Their journey came to an end when they landed at JFK and asked a cop the way “into town.” They were taken to a police station, where they immediately became celebrities—their exploits made the front page of the New York newspapers. Authorities later took no chances—they were put in a hotel suite with five security guards before being sent home.
9The Russian child who boarded a plane and flew 450 miles without a ticket or ID
Despite being on her own and never flying before, an 11-year-old girl managed to sneak onto a plane without a ticket or ID back in 2016.
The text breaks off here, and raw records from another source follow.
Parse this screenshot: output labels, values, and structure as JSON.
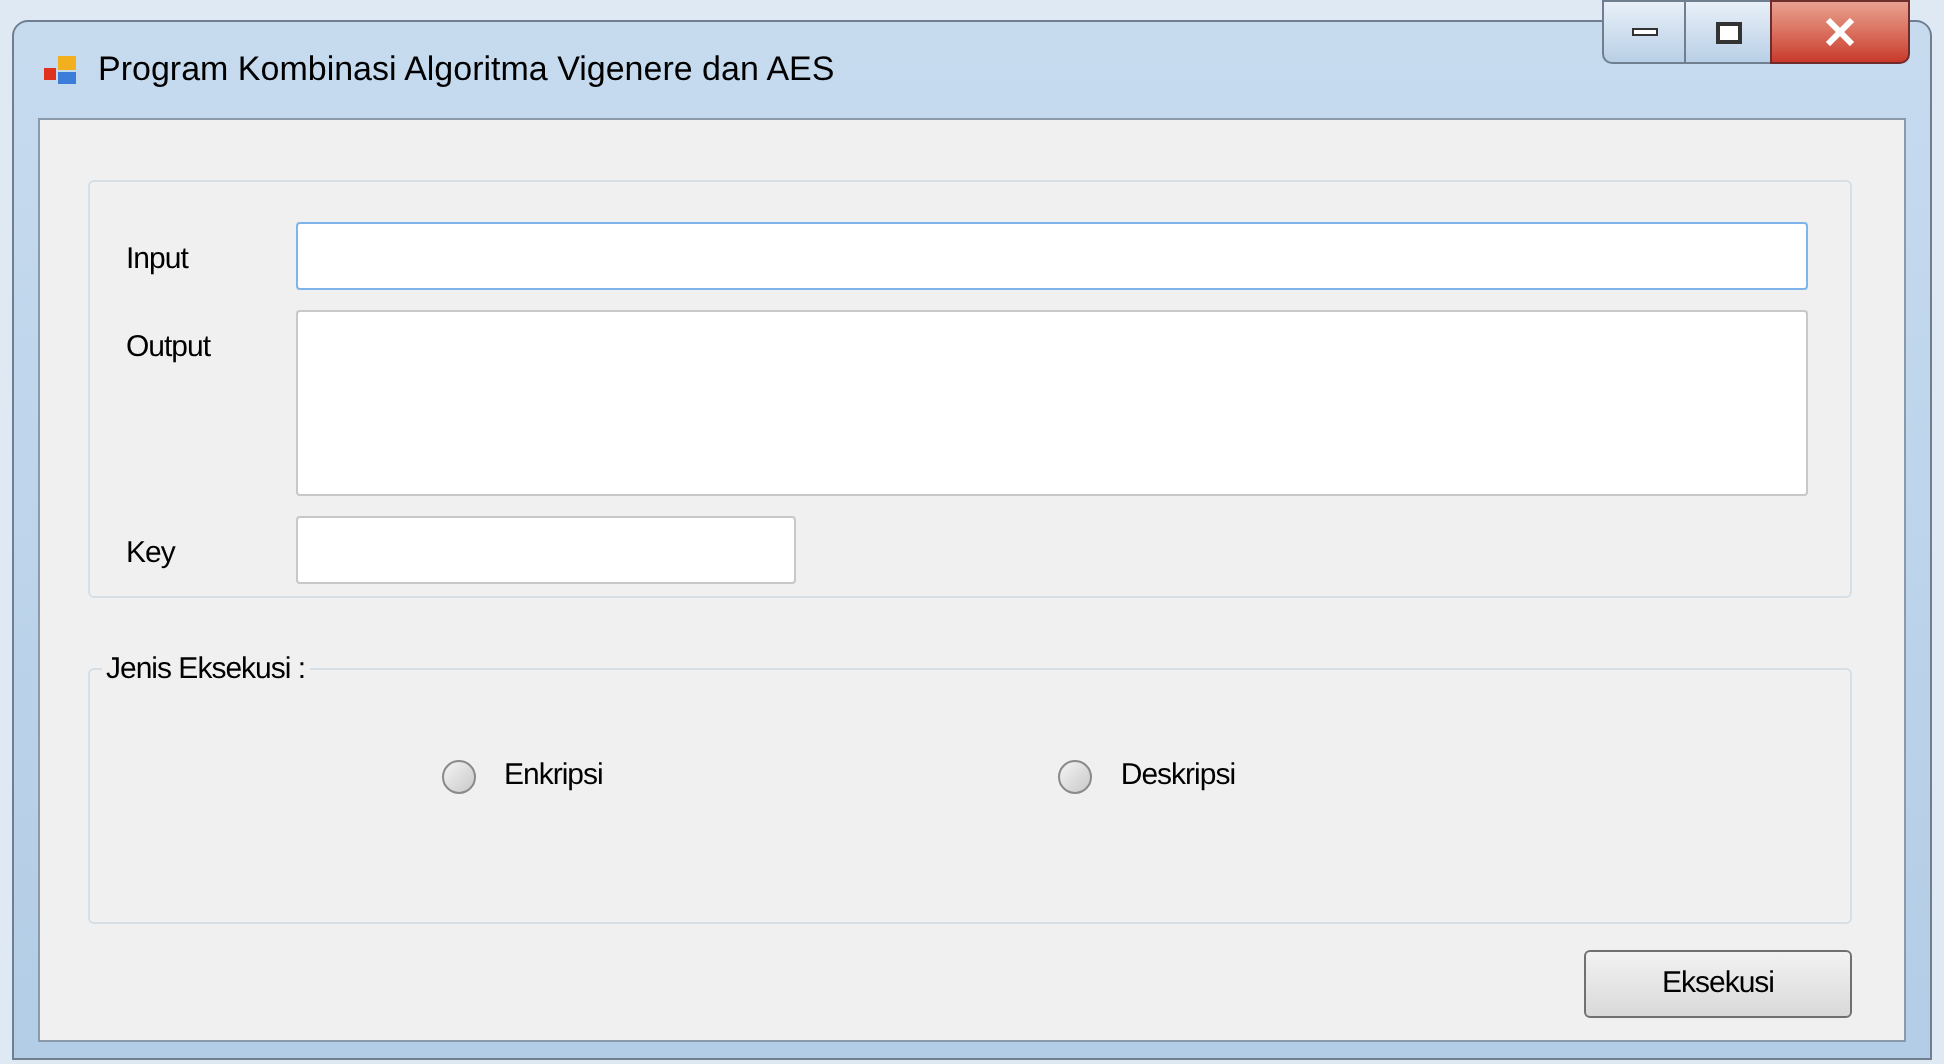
{
  "window": {
    "title": "Program Kombinasi Algoritma Vigenere dan AES"
  },
  "fields": [
    {
      "label": "Input",
      "kind": "line"
    },
    {
      "label": "Output",
      "kind": "multiline"
    },
    {
      "label": "Key",
      "kind": "short"
    }
  ],
  "execution_group": {
    "legend": "Jenis Eksekusi :",
    "options": [
      {
        "label": "Enkripsi",
        "selected": false
      },
      {
        "label": "Deskripsi",
        "selected": false
      }
    ]
  },
  "buttons": [
    "Eksekusi"
  ]
}
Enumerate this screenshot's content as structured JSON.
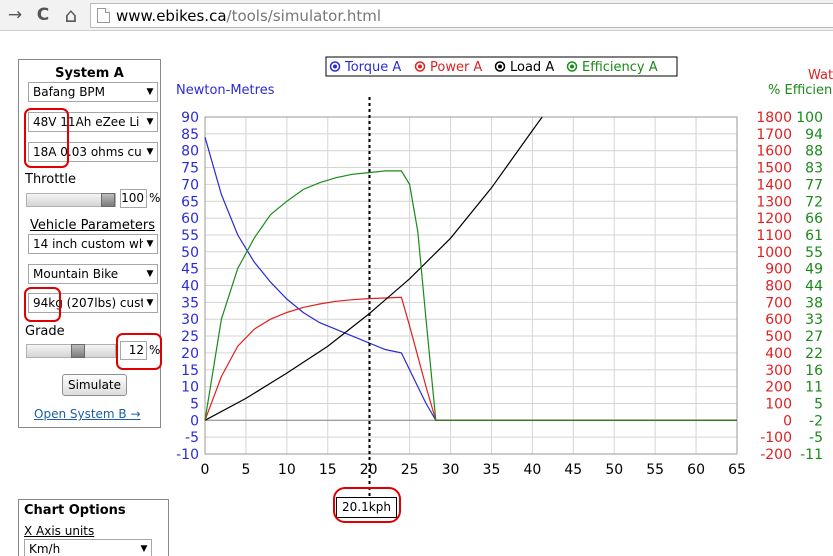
{
  "browser": {
    "nav": {
      "back": "→",
      "reload": "C",
      "home": "⌂"
    },
    "url_host": "www.ebikes.ca",
    "url_path": "/tools/simulator.html"
  },
  "system_a": {
    "title": "System A",
    "motor": "Bafang BPM",
    "battery": "48V 11Ah eZee Li",
    "controller": "18A 0.03 ohms cu",
    "throttle_label": "Throttle",
    "throttle_value": "100",
    "throttle_level": 1.0,
    "vehicle_params_label": "Vehicle Parameters",
    "wheel": "14 inch custom wh",
    "bike_type": "Mountain Bike",
    "weight": "94kg (207lbs) cust",
    "grade_label": "Grade",
    "grade_value": "12",
    "grade_level": 0.6,
    "percent": "%",
    "simulate_button": "Simulate",
    "open_system_b": "Open System B →"
  },
  "chart_options": {
    "title": "Chart Options",
    "x_axis_units_label": "X Axis units",
    "x_axis_units": "Km/h"
  },
  "speed_marker": "20.1kph",
  "chart_data": {
    "type": "line",
    "legend": [
      {
        "name": "Torque A",
        "color": "#2b2bd6"
      },
      {
        "name": "Power A",
        "color": "#e02020"
      },
      {
        "name": "Load A",
        "color": "#000000"
      },
      {
        "name": "Efficiency A",
        "color": "#1a8a1a"
      }
    ],
    "left_axis_title": "Newton-Metres",
    "right_axis_titles": [
      "Watts",
      "% Efficiency"
    ],
    "xlim": [
      0,
      65
    ],
    "ylim": [
      -10,
      90
    ],
    "x_ticks": [
      0,
      5,
      10,
      15,
      20,
      25,
      30,
      35,
      40,
      45,
      50,
      55,
      60,
      65
    ],
    "y_ticks": [
      -10,
      -5,
      0,
      5,
      10,
      15,
      20,
      25,
      30,
      35,
      40,
      45,
      50,
      55,
      60,
      65,
      70,
      75,
      80,
      85,
      90
    ],
    "watts_ticks": [
      "-200",
      "-100",
      "0",
      "100",
      "200",
      "300",
      "400",
      "500",
      "600",
      "700",
      "800",
      "900",
      "1000",
      "1100",
      "1200",
      "1300",
      "1400",
      "1500",
      "1600",
      "1700",
      "1800"
    ],
    "efficiency_ticks": [
      "-11",
      "-5",
      "-2",
      "5",
      "11",
      "16",
      "22",
      "27",
      "33",
      "38",
      "44",
      "49",
      "55",
      "61",
      "66",
      "72",
      "77",
      "83",
      "88",
      "94",
      "100"
    ],
    "marker_x": 20.1,
    "grid": true,
    "series": [
      {
        "name": "Torque A",
        "x": [
          0,
          2,
          4,
          6,
          8,
          10,
          12,
          14,
          16,
          18,
          20,
          22,
          24,
          25,
          26,
          27,
          28.2,
          30,
          65
        ],
        "y": [
          84,
          67,
          55,
          47,
          41,
          36,
          32,
          29,
          27,
          25,
          23,
          21,
          20,
          15,
          10,
          5,
          0,
          0,
          0
        ]
      },
      {
        "name": "Power A",
        "x": [
          0,
          2,
          4,
          6,
          8,
          10,
          12,
          14,
          16,
          18,
          20,
          22,
          24,
          25,
          26,
          27,
          28.2,
          30,
          65
        ],
        "y": [
          0,
          13,
          22,
          27,
          30,
          32,
          33.5,
          34.5,
          35.3,
          35.8,
          36.1,
          36.3,
          36.5,
          28,
          19,
          10,
          0,
          0,
          0
        ]
      },
      {
        "name": "Load A",
        "x": [
          0,
          5,
          10,
          15,
          20,
          25,
          30,
          35,
          40,
          41.2
        ],
        "y": [
          0,
          6.5,
          14,
          22,
          31.5,
          42,
          54,
          69,
          86,
          90
        ]
      },
      {
        "name": "Efficiency A",
        "x": [
          0,
          2,
          4,
          6,
          8,
          10,
          12,
          14,
          16,
          18,
          20,
          22,
          24,
          25,
          26,
          27,
          28.2,
          30,
          65
        ],
        "y": [
          0,
          30,
          45,
          54,
          61,
          65,
          68.5,
          70.5,
          72,
          73,
          73.5,
          74,
          74,
          70,
          56,
          30,
          0,
          0,
          0
        ]
      }
    ]
  }
}
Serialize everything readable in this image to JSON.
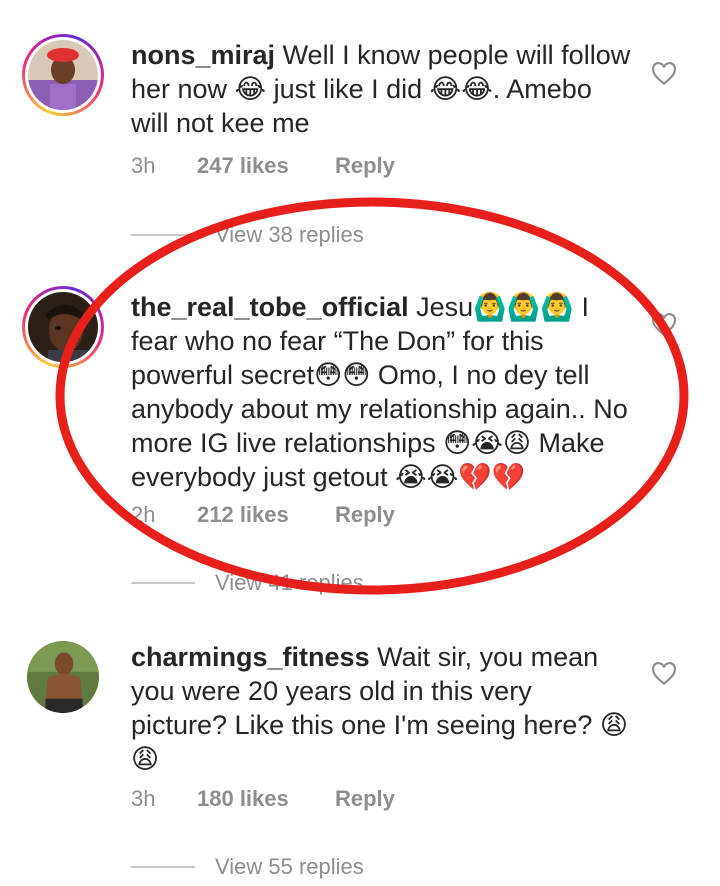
{
  "comments": [
    {
      "username": "nons_miraj",
      "text": "Well I know people will follow her now 😂 just like I did 😂😂. Amebo will not kee me",
      "time": "3h",
      "likes": "247 likes",
      "reply": "Reply",
      "view_replies": "View 38 replies"
    },
    {
      "username": "the_real_tobe_official",
      "text": "Jesu🙆‍♂️🙆‍♂️🙆‍♂️ I fear who no fear “The Don” for this powerful secret😳😳 Omo, I no dey tell anybody about my relationship again.. No more IG live relationships 😳😭😩 Make everybody just getout 😭😭💔💔",
      "time": "2h",
      "likes": "212 likes",
      "reply": "Reply",
      "view_replies": "View 41 replies"
    },
    {
      "username": "charmings_fitness",
      "text": "Wait sir, you mean you were 20 years old in this very picture?  Like this one I'm seeing here? 😩😩",
      "time": "3h",
      "likes": "180 likes",
      "reply": "Reply",
      "view_replies": "View 55 replies"
    }
  ],
  "colors": {
    "text": "#262626",
    "meta": "#8e8e8e",
    "annotation": "#e8201c"
  }
}
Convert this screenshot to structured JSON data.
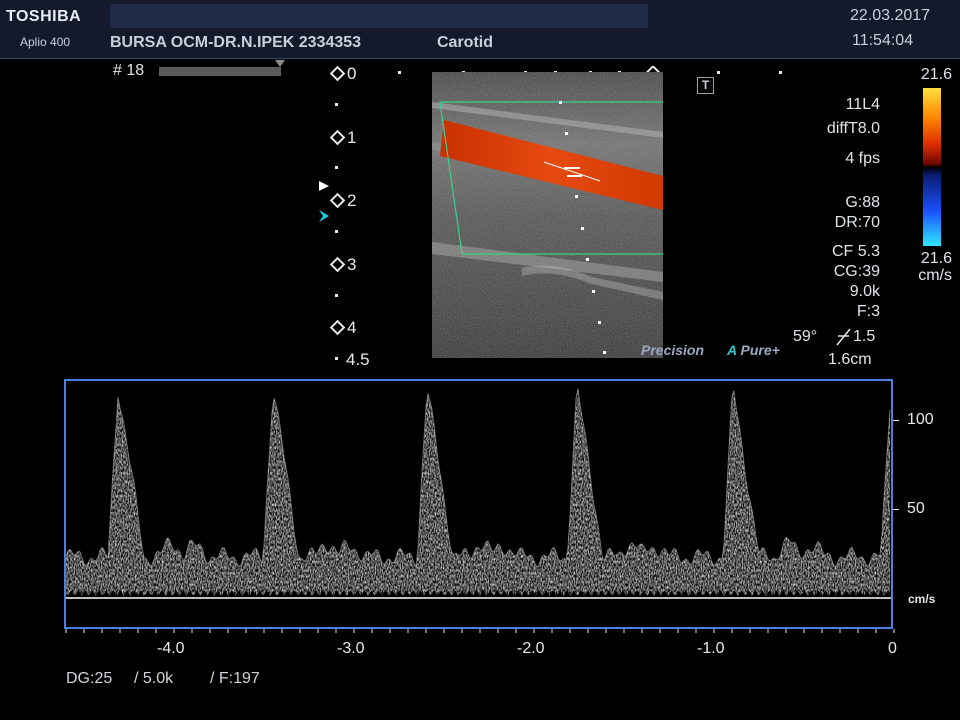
{
  "header": {
    "brand": "TOSHIBA",
    "model": "Aplio 400",
    "patient": "BURSA OCM-DR.N.IPEK 2334353",
    "exam": "Carotid",
    "date": "22.03.2017",
    "time": "11:54:04"
  },
  "image_panel": {
    "frame_label": "# 18",
    "depth_labels": [
      "0",
      "1",
      "2",
      "3",
      "4",
      "4.5"
    ],
    "t_button": "T",
    "precision_logo": "Precision",
    "pure_logo": "Pure+",
    "pure_logo_prefix": "A",
    "angle": "59°",
    "cursor_angle": "1.5",
    "gate_size": "1.6cm"
  },
  "params": {
    "transducer": "11L4",
    "mode": "diffT8.0",
    "fps": "4 fps",
    "gain": "G:88",
    "dynamic_range": "DR:70",
    "cf": "CF 5.3",
    "cg": "CG:39",
    "prf": "9.0k",
    "filter": "F:3"
  },
  "color_bar": {
    "top_value": "21.6",
    "bottom_value": "21.6",
    "unit": "cm/s",
    "colors": [
      "#ffe040",
      "#ff5a00",
      "#b01400",
      "#1a0000",
      "#000010",
      "#1028a0",
      "#1a60ff",
      "#20e0ff"
    ]
  },
  "doppler": {
    "y_ticks": [
      "100",
      "50"
    ],
    "y_unit": "cm/s",
    "x_ticks": [
      "-4.0",
      "-3.0",
      "-2.0",
      "-1.0",
      "0"
    ],
    "info_dg": "DG:25",
    "info_prf": "/ 5.0k",
    "info_f": "/ F:197",
    "frame_color": "#4d7fe0"
  }
}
The child mingled with a large airport crowd and made her way onto a Rossiya Airlines flight from Vnukovo, near Moscow to Pulkovo Airport, St Petersburg. She made the 450-mile journey completely alone and was discovered missing when her parents realized she had not come home from school. Airport staff failed to check her ID and assumed she belonged to a large family who was traveling on the plane. Flight attendants also neglected to notice the girl was traveling on her own without ID or a ticket.
The schoolgirl was reportedly curious to see St. Petersburg, but when she landed after the hour-long flight, she decided instead to stay in the arrivals hall. Her panicked parents called her, and she copped to where she was. Airport staff later tracked her down and returned her to her family.